One of the repeated political strategies of the Obama administration has be to blame any of the current problems facing our nation on his predecessor (some of it correctly, some of it debatable, some it incorrectly).

Recently however, Vice President Biden signaled that they were going to take responsibility for one of the more important political developments – the success of the war in Iraq.

Biden told Larry KIng:

I am very optimistic about — about Iraq. I mean, this could be one of
the great achievements of this administration. You're going to see
90,000 American troops come marching home by the end of the summer. You're
going to see a stable government in Iraq that is actually moving toward
a representative government. 

Later, the White House press corp asked Spokesman Robert Gibbs to clarify Biden's statement, to which Gibbs explained:

MR. GIBBS: Well, putting what was broken back together and getting our
troops home, which we intend to do in August of this year.

Q  But the Status of Forces Agreement to bring troops home was signed before the President took office.

MR.
GIBBS: Something that — something that I think the political pressure
that the President, as a then-candidate, helped to bring about.

So wait, as Andrew Malcom laid out at the LA Times: Obama opposed the war in Iraq from the beginning, both President Obama and Vice President Biden opposed the surge, which has been credited for the stabilization of the nation, both predicted the surge would fail and produce more sectarian violence, Biden even suggested that the best solution would be to divide the nation up between the three groups in Iraq, and as the questioner pointed out to Gibbs, the Status of Forces Agreement was signed long before Obama took the oath of office.

Gibbs' answer – Obama the candidate brought about the political pressure to make everything work out. Here's a question, if Obama can place enough political pressure on the President of the United States, who is of a different political party, to make Iraq work, but Obama the President can't put enough pressure on the members of his own party, in the majorities in both houses of Congress, to pass the health care reform bill that they all want?

If Obama's policies bring about change and success in domestic and foreign policy he can and should take credit for that, but he cannot take credit for Iraq, when the turnaround happened before he took office, all the while blaming former President Bush for everything else.
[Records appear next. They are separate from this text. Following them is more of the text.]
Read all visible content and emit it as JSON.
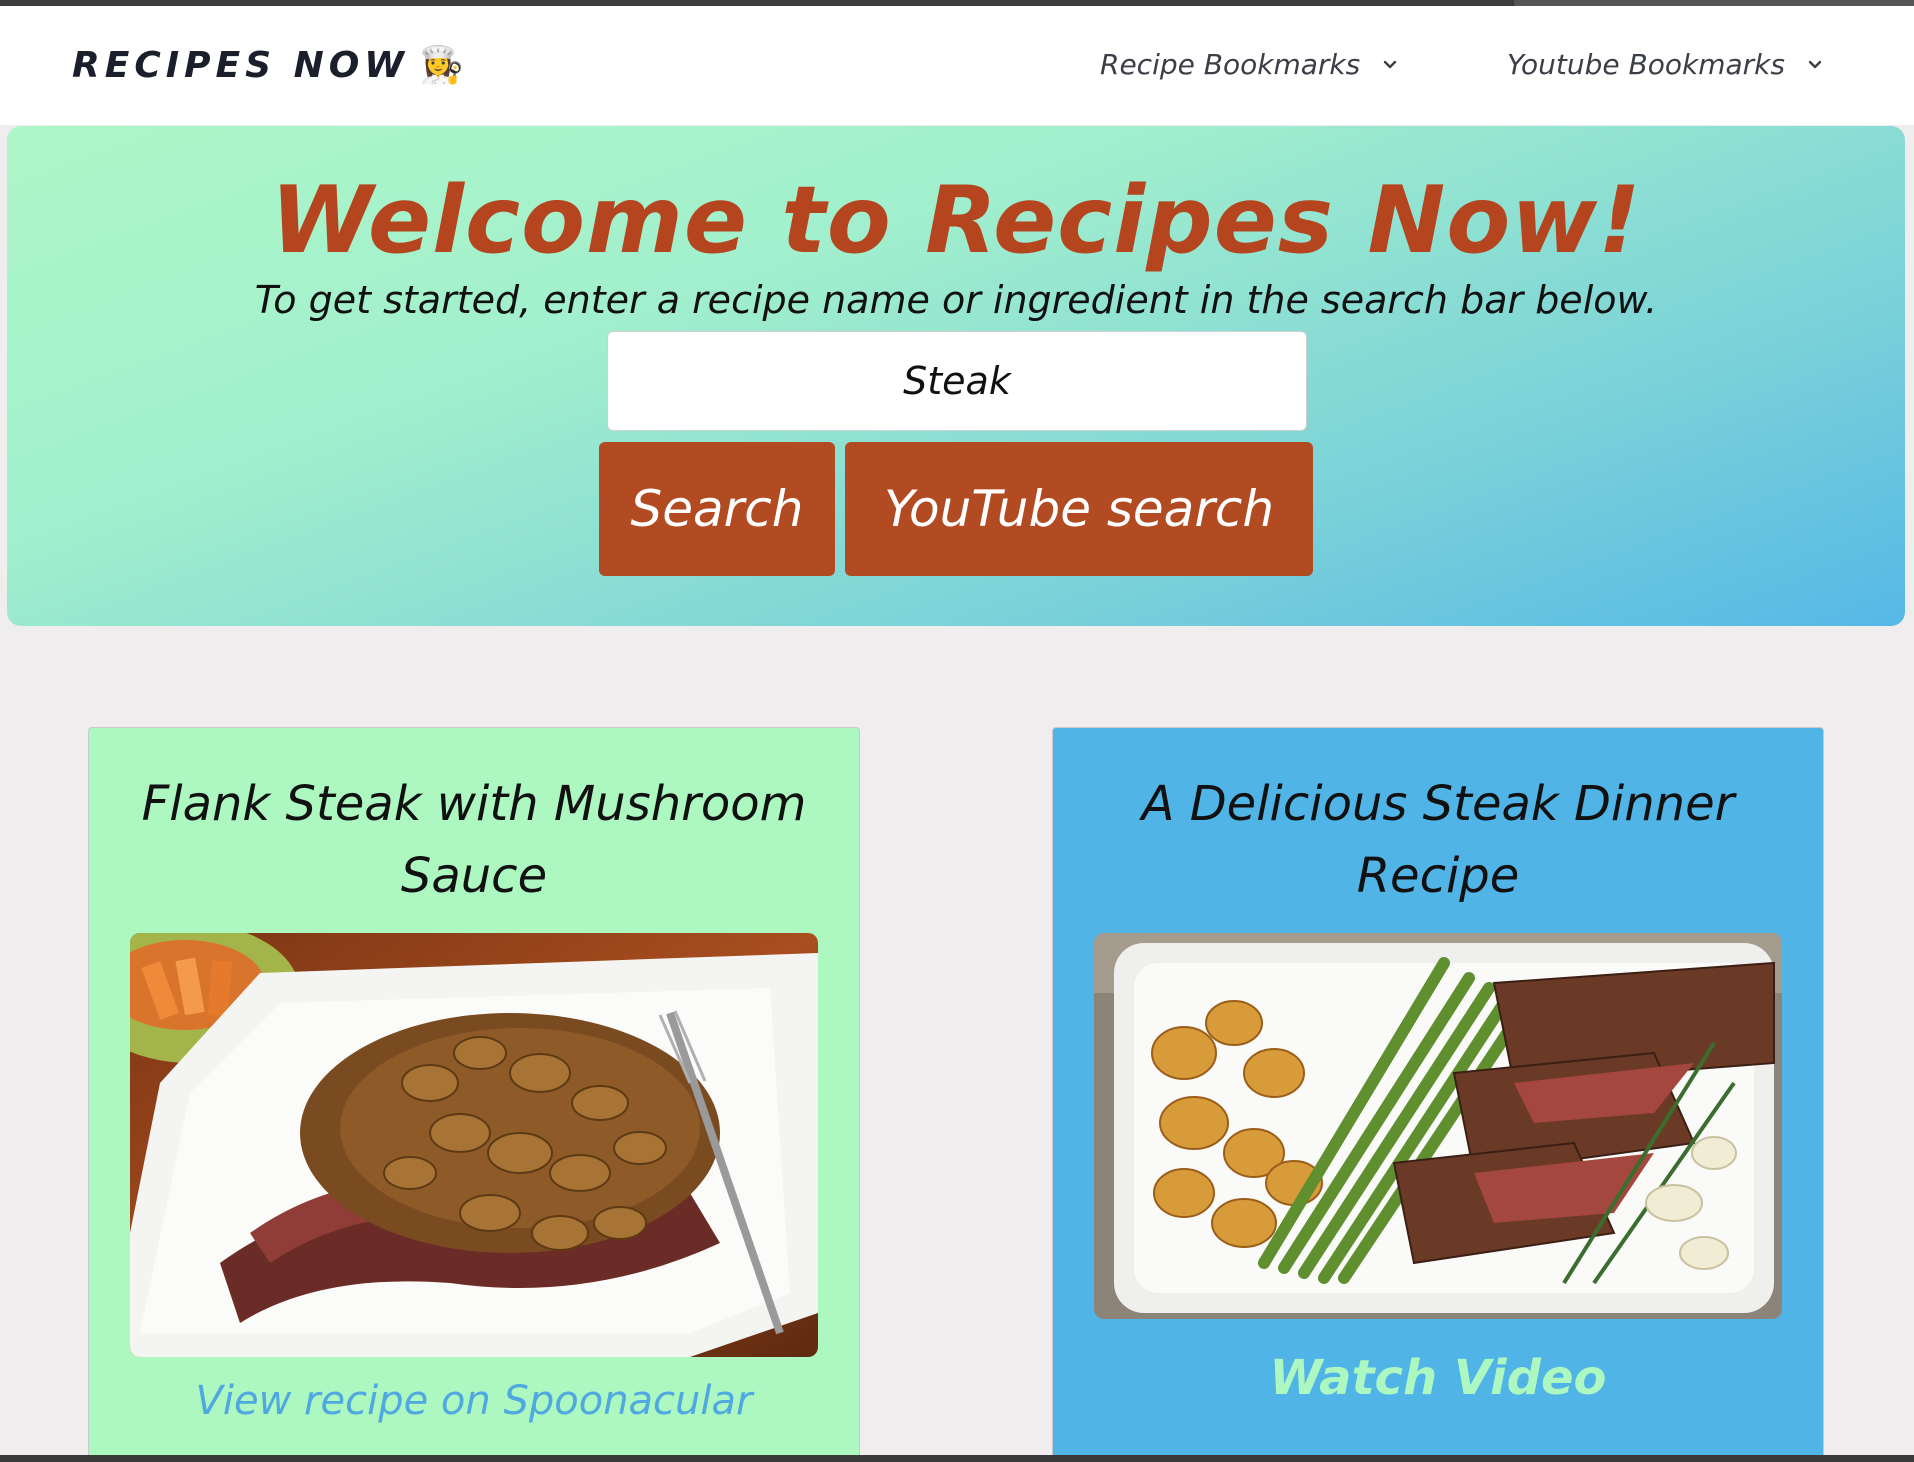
{
  "navbar": {
    "brand": "RECIPES NOW",
    "brand_icon": "👩‍🍳",
    "dropdowns": [
      {
        "label": "Recipe Bookmarks"
      },
      {
        "label": "Youtube Bookmarks"
      }
    ]
  },
  "hero": {
    "title": "Welcome to Recipes Now!",
    "subtitle": "To get started, enter a recipe name or ingredient in the search bar below.",
    "search_value": "Steak",
    "search_button": "Search",
    "youtube_button": "YouTube search"
  },
  "cards": [
    {
      "title": "Flank Steak with Mushroom Sauce",
      "image": "flank-steak-mushroom-sauce-photo",
      "link": "View recipe on Spoonacular",
      "bg_color": "#adf7c1",
      "link_color": "#4fa8e0"
    },
    {
      "title": "A Delicious Steak Dinner Recipe",
      "image": "steak-asparagus-potatoes-photo",
      "link": "Watch Video",
      "bg_color": "#51b4e6",
      "link_color": "#adf7c1"
    }
  ],
  "colors": {
    "accent": "#b24a22",
    "hero_gradient_start": "#adf7c8",
    "hero_gradient_end": "#56b8e6",
    "page_bg": "#efeded"
  }
}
It's almost like he is a normal politician that only takes credit for the good things and blames the other party for anything negative.